## Task goal:
Select and copy out every line in the records containing "пакет".

Records excerpted from a collection
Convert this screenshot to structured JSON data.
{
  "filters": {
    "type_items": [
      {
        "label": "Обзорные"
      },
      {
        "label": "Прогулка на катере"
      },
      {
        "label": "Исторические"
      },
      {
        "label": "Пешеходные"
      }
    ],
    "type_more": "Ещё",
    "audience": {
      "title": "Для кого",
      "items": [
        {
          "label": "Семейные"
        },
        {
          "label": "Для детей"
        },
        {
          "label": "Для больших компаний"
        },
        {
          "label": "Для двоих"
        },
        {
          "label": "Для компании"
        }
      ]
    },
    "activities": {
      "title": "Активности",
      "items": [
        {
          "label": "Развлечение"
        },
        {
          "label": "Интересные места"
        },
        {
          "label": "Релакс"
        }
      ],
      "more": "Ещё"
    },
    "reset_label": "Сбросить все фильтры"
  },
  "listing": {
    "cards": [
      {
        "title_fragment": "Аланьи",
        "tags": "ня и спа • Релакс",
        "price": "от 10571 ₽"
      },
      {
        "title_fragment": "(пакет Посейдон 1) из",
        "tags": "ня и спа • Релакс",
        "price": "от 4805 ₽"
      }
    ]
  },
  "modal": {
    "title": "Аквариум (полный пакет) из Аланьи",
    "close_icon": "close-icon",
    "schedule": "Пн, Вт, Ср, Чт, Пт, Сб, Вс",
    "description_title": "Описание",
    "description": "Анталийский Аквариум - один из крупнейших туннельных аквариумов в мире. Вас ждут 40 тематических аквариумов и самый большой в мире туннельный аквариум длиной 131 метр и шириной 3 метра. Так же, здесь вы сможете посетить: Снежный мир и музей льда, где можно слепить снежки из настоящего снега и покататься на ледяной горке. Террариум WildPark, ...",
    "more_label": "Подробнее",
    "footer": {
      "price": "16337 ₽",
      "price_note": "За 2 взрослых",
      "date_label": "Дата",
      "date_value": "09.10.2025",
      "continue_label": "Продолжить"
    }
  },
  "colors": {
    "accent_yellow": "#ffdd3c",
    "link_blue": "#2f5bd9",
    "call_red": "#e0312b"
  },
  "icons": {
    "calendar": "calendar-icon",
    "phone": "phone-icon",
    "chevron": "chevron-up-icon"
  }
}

## Answer to this task:
        "title_fragment": "(пакет Посейдон 1) из",
    "title": "Аквариум (полный пакет) из Аланьи",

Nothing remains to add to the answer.